The cricket boards of the two countries are as different as chalk and cheese when it comes to comparing revenue they generate from selling telecast rights. But in terms of planning development programmes, Sri Lanka is trying to do something yet to be tried in India.
The ‘A’ team from the Emerald Island is in India for the Duleep Trophy and the most striking part about the side is not that it has become the first foreign outfit to reach the final of the tournament. Sri Lanka A has a coach, a physio, a trainer, a masseur and — most importantly — a well defined playing programme.

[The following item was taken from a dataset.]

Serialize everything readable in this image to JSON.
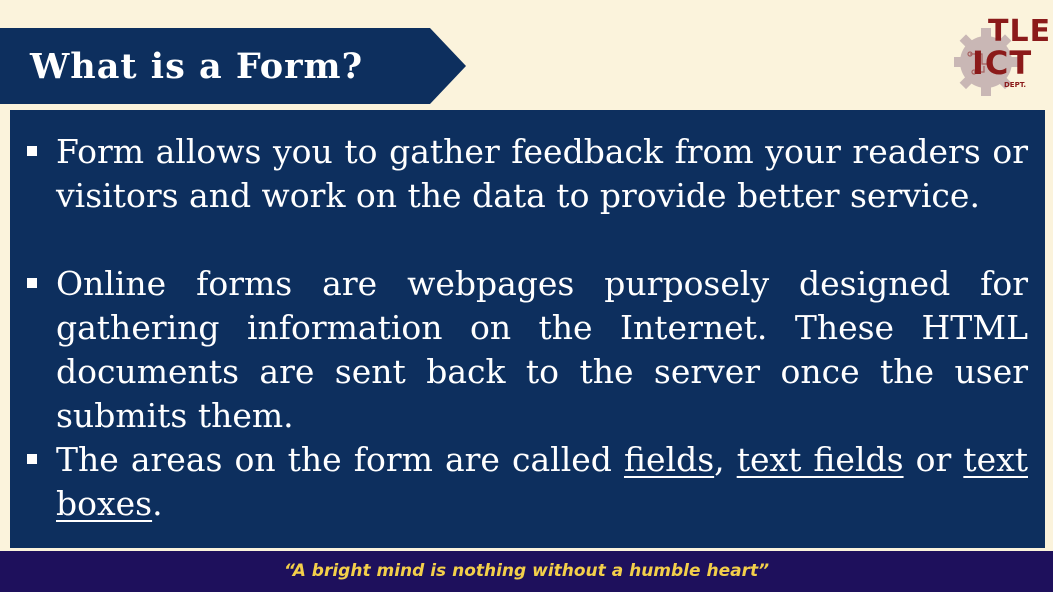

They have a pool of 20 players from which the ‘A’ team is picked apart from a separate pool of 20 which supplies players to the senior national side. They train in Colombo when they are not playing the domestic first-class competition and wherever the ‘A’ team plays, one of the four national selectors accompanies it and finalises the playing XI.

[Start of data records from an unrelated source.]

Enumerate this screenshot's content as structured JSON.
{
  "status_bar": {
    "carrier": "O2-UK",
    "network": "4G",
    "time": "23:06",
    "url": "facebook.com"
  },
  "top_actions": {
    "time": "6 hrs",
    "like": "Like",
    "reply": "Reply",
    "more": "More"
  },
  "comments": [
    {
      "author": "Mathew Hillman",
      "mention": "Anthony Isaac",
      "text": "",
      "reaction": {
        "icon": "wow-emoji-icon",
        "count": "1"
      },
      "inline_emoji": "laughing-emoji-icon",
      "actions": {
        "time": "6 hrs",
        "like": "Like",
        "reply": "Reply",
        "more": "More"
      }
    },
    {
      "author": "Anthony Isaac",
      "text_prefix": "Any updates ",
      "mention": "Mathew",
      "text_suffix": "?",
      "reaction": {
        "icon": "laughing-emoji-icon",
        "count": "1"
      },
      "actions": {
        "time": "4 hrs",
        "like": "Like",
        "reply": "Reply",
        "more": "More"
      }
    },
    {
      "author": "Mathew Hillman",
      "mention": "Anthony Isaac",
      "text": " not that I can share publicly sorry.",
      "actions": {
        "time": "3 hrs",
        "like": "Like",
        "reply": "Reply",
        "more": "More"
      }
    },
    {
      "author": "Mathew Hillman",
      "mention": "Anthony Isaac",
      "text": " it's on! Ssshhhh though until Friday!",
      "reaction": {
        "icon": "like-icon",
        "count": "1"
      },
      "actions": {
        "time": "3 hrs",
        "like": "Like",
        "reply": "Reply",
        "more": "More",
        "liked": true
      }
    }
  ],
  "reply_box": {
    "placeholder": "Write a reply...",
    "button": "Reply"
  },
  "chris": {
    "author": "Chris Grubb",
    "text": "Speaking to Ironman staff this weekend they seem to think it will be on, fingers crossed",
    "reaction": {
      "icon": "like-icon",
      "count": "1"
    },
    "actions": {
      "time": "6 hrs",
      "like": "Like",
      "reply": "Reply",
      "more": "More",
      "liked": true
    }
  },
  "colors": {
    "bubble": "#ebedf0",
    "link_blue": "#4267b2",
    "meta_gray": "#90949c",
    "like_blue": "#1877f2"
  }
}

Compare this with India. The A team has never had a planned calendar after coming into existence a few years ago, there is no full-time coach and hence no question of a dedicated support staff and, at present, no one knows what’s next for India ‘A’ after a tournament in Abu Dhabi in April.
Irrespective of who runs it, the BCCI picks ‘A’ teams shortly before it plays somewhere, a coach is appointed just for the tournament and after that, no one really cares much about how this ‘A’ team programme should evolve or whether India needs it at all. The A team remains a stepson, being brought up in an atmosphere that can’t be compared with the senior side.
The BCCI has an answer. “Matches featuring the A team are important but we can’t let them affect our domestic competitions,” said secretary Niranjan Shah. “At the moment we don’t have anything lined up, but we are on the lookout. There have also been talks of having a dedicated support staff.”
Those involved with the Sri Lanka ‘A’ team can speak with a far better idea of the future. “The ‘A’ team follows a calendar and we will go to England and the West Indies next year,” said coach Chandika Hathurasinghe who was handed a three-year contract in September.
The former opening batsman, who has also coached the UAE, added that ideally, there should be four series every year. “Two home and two away. It’s important to play away from home if we have to nurture these players into able replacements for those in the senior side.”